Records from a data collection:
.....
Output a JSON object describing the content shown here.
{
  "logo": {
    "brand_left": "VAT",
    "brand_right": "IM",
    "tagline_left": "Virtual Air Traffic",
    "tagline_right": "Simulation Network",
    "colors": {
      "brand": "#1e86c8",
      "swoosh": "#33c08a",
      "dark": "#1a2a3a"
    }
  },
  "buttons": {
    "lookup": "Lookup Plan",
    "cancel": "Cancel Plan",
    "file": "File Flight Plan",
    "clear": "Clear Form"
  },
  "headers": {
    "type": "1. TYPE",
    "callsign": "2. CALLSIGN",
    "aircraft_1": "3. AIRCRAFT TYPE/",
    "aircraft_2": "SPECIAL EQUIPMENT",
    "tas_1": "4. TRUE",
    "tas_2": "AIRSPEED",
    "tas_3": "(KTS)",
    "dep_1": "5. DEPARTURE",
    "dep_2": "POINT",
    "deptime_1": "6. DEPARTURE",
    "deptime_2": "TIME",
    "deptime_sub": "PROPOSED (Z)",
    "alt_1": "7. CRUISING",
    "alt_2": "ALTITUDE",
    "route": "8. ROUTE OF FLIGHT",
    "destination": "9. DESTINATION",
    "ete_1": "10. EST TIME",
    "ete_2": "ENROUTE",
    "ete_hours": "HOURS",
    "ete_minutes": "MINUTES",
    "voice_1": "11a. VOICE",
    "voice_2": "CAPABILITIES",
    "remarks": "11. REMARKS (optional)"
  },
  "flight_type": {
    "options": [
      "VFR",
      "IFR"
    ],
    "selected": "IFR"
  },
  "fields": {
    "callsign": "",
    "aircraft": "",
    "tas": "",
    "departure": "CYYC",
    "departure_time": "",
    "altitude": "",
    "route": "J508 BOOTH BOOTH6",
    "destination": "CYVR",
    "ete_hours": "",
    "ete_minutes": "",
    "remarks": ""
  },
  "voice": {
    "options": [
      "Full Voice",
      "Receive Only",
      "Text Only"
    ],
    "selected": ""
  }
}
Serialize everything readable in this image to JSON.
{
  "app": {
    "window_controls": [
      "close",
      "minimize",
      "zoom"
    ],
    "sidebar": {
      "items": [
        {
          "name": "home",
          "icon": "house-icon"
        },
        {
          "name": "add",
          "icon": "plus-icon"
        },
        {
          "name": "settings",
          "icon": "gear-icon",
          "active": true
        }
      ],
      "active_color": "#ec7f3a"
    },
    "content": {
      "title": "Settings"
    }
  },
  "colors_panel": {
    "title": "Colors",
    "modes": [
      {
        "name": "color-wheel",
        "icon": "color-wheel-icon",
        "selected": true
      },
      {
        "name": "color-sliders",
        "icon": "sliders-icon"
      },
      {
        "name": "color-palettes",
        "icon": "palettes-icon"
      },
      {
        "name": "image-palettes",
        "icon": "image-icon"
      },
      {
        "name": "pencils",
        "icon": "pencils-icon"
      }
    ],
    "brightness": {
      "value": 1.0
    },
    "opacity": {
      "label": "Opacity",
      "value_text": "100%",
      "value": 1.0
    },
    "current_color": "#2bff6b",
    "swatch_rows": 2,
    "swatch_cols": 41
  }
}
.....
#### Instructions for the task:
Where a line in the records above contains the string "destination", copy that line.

#### Final answer:
    "destination": "9. DESTINATION",
    "destination": "CYVR",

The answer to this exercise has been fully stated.